Start of Exercise material
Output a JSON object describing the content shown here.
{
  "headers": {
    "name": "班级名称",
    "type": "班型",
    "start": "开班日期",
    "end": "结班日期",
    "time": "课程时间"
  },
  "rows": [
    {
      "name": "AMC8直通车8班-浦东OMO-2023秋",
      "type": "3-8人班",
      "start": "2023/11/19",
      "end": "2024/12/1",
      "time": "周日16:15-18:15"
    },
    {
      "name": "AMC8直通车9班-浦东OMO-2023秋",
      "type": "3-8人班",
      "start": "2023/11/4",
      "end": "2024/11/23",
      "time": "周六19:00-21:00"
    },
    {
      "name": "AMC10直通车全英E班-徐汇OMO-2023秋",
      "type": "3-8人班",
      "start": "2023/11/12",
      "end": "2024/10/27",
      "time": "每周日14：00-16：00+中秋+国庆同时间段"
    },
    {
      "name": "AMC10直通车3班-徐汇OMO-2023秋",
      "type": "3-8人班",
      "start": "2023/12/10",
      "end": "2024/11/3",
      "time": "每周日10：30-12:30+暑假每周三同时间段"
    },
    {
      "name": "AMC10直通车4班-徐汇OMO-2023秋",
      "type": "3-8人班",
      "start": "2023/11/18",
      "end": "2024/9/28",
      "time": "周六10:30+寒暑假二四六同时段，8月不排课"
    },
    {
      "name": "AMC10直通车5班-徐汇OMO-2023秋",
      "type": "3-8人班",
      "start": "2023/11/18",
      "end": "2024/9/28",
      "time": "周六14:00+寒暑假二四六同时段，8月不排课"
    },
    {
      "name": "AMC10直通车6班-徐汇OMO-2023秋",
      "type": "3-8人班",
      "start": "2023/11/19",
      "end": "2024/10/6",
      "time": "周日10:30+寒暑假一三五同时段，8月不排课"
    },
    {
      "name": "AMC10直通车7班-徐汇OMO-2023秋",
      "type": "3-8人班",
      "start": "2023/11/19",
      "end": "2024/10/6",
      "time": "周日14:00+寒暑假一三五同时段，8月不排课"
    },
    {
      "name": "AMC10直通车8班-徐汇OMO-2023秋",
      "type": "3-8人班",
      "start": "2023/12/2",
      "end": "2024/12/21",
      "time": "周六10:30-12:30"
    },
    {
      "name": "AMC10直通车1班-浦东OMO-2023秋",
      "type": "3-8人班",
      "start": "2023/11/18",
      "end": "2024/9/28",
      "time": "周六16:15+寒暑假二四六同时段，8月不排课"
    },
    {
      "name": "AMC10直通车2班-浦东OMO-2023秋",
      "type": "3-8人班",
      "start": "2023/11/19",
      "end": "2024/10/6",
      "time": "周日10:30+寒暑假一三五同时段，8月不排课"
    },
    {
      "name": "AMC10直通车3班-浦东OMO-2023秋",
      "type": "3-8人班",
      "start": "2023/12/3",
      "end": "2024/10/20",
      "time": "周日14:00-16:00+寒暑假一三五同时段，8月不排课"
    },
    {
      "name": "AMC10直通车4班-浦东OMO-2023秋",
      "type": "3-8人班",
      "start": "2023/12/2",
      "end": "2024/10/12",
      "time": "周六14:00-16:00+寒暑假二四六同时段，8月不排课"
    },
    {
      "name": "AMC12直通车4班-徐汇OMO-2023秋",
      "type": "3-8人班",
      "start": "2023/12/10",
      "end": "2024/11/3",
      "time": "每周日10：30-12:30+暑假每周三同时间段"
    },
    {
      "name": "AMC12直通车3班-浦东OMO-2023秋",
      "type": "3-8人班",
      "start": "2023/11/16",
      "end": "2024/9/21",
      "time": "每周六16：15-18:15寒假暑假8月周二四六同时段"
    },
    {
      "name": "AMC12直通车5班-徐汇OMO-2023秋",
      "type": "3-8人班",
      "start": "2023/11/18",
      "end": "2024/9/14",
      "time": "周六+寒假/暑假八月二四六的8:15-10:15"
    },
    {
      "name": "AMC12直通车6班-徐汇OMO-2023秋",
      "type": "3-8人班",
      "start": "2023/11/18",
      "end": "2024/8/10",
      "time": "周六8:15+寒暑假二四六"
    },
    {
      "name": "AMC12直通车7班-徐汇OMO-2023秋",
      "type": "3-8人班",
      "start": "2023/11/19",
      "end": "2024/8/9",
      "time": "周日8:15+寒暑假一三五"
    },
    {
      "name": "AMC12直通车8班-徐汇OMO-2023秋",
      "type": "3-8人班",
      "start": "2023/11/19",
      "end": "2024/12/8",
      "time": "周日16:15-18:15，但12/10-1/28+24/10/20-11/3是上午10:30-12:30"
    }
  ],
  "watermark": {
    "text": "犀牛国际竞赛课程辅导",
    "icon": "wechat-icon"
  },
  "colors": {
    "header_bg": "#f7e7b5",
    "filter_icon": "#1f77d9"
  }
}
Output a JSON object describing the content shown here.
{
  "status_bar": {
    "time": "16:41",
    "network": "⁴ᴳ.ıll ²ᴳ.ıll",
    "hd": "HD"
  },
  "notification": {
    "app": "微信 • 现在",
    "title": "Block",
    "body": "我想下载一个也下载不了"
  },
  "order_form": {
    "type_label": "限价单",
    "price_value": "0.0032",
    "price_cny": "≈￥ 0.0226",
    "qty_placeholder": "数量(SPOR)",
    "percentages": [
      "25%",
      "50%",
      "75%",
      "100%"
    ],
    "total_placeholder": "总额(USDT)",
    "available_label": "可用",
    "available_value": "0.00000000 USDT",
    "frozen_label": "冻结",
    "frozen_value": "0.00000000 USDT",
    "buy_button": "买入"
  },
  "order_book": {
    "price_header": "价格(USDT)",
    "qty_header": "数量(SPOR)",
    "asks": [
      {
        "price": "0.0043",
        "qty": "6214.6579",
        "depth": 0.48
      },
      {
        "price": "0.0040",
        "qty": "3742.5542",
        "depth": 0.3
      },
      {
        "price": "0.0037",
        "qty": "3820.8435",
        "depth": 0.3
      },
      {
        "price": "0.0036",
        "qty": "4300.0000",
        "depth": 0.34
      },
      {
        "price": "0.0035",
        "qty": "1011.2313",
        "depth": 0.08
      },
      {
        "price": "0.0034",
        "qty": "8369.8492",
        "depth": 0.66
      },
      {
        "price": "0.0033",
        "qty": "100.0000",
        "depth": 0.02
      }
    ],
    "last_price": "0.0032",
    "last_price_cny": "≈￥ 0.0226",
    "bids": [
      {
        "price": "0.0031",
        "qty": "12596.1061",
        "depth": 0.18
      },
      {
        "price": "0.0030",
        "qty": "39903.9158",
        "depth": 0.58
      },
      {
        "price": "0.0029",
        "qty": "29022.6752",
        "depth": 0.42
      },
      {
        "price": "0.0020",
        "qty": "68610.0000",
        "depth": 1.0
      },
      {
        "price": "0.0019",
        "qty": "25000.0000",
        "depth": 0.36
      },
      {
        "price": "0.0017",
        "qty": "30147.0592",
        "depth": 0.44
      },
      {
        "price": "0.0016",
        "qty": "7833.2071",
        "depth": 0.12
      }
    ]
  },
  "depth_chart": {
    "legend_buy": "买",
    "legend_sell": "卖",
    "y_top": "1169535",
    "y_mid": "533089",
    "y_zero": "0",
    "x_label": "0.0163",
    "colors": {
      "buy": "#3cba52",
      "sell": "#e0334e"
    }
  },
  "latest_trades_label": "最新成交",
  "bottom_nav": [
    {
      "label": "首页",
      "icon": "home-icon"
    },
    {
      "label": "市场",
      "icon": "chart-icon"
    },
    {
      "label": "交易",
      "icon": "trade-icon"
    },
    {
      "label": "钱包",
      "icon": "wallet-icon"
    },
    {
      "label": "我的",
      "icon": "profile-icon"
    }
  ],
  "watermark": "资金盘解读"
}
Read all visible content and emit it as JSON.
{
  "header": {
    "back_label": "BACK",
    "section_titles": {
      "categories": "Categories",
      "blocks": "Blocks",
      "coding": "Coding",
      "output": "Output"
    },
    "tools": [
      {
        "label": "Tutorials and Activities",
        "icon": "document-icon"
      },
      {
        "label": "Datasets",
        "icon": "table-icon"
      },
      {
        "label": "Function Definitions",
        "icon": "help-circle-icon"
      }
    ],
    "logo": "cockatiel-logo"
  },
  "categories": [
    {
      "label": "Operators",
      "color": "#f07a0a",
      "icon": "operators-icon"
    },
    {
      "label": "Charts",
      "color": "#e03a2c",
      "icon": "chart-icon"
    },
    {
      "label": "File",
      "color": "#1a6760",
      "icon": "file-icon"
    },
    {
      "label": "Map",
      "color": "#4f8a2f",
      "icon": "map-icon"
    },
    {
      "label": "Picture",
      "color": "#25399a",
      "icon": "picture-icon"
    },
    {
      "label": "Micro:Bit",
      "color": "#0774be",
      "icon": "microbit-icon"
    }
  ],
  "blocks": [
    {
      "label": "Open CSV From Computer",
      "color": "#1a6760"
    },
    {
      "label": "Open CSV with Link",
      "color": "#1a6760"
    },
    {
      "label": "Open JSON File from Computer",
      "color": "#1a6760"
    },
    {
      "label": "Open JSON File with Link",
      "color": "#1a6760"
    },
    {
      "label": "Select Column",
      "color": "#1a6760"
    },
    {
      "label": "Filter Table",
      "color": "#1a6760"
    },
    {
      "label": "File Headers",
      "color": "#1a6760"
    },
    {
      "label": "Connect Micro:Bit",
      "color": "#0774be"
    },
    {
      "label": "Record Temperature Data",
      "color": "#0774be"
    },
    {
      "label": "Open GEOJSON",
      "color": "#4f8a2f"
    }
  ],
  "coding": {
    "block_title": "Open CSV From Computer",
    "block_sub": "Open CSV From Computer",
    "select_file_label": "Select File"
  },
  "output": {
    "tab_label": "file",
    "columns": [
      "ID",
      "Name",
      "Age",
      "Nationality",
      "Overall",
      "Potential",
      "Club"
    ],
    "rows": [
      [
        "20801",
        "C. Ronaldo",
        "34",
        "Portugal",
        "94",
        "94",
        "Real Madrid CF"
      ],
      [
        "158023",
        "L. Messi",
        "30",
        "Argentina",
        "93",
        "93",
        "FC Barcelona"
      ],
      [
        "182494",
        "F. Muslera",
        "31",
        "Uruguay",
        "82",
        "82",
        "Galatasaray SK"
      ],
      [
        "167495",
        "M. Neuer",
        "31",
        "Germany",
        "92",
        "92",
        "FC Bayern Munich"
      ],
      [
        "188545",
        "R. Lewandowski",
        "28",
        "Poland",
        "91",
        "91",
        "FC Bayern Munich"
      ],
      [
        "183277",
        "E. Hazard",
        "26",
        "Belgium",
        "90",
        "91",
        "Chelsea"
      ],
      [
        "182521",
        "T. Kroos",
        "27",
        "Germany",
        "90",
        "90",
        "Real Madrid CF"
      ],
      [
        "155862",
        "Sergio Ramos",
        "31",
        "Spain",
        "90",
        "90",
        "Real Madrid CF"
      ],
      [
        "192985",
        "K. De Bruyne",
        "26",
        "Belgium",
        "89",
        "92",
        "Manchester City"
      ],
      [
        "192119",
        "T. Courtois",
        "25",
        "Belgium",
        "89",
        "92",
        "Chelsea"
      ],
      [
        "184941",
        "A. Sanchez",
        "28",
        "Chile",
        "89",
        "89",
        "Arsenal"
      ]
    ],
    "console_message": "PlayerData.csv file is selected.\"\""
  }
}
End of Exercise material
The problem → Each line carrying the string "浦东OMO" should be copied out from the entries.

Result for this task →
      "name": "AMC8直通车8班-浦东OMO-2023秋",
      "name": "AMC8直通车9班-浦东OMO-2023秋",
      "name": "AMC10直通车1班-浦东OMO-2023秋",
      "name": "AMC10直通车2班-浦东OMO-2023秋",
      "name": "AMC10直通车3班-浦东OMO-2023秋",
      "name": "AMC10直通车4班-浦东OMO-2023秋",
      "name": "AMC12直通车3班-浦东OMO-2023秋",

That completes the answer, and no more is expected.